DATA FOR REVIEW.
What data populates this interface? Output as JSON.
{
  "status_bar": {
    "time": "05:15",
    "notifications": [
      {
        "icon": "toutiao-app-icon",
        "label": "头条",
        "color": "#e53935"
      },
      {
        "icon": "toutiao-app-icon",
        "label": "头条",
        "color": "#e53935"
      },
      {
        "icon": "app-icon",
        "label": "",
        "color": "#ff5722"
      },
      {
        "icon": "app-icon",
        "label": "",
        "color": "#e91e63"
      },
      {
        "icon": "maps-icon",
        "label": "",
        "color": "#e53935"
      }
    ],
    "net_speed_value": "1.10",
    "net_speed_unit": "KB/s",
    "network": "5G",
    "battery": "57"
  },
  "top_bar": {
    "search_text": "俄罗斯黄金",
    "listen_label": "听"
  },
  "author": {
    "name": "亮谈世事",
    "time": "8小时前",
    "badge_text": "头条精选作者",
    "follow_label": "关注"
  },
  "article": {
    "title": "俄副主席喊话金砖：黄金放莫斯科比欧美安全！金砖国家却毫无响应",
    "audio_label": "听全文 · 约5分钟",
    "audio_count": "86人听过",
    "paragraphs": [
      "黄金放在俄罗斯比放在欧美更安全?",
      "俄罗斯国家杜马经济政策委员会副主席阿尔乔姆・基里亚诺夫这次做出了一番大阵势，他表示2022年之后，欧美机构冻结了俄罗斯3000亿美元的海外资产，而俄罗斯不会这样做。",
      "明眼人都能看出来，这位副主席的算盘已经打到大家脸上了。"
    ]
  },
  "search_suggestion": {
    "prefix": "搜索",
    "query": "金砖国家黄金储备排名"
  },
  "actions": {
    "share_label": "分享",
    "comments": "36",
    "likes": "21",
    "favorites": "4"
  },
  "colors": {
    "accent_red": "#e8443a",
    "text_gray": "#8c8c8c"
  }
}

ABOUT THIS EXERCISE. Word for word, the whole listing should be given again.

YOUR SOLUTION.
What data populates this interface? Output as JSON.
{
  "status_bar": {
    "time": "05:15",
    "notifications": [
      {
        "icon": "toutiao-app-icon",
        "label": "头条",
        "color": "#e53935"
      },
      {
        "icon": "toutiao-app-icon",
        "label": "头条",
        "color": "#e53935"
      },
      {
        "icon": "app-icon",
        "label": "",
        "color": "#ff5722"
      },
      {
        "icon": "app-icon",
        "label": "",
        "color": "#e91e63"
      },
      {
        "icon": "maps-icon",
        "label": "",
        "color": "#e53935"
      }
    ],
    "net_speed_value": "1.10",
    "net_speed_unit": "KB/s",
    "network": "5G",
    "battery": "57"
  },
  "top_bar": {
    "search_text": "俄罗斯黄金",
    "listen_label": "听"
  },
  "author": {
    "name": "亮谈世事",
    "time": "8小时前",
    "badge_text": "头条精选作者",
    "follow_label": "关注"
  },
  "article": {
    "title": "俄副主席喊话金砖：黄金放莫斯科比欧美安全！金砖国家却毫无响应",
    "audio_label": "听全文 · 约5分钟",
    "audio_count": "86人听过",
    "paragraphs": [
      "黄金放在俄罗斯比放在欧美更安全?",
      "俄罗斯国家杜马经济政策委员会副主席阿尔乔姆・基里亚诺夫这次做出了一番大阵势，他表示2022年之后，欧美机构冻结了俄罗斯3000亿美元的海外资产，而俄罗斯不会这样做。",
      "明眼人都能看出来，这位副主席的算盘已经打到大家脸上了。"
    ]
  },
  "search_suggestion": {
    "prefix": "搜索",
    "query": "金砖国家黄金储备排名"
  },
  "actions": {
    "share_label": "分享",
    "comments": "36",
    "likes": "21",
    "favorites": "4"
  },
  "colors": {
    "accent_red": "#e8443a",
    "text_gray": "#8c8c8c"
  }
}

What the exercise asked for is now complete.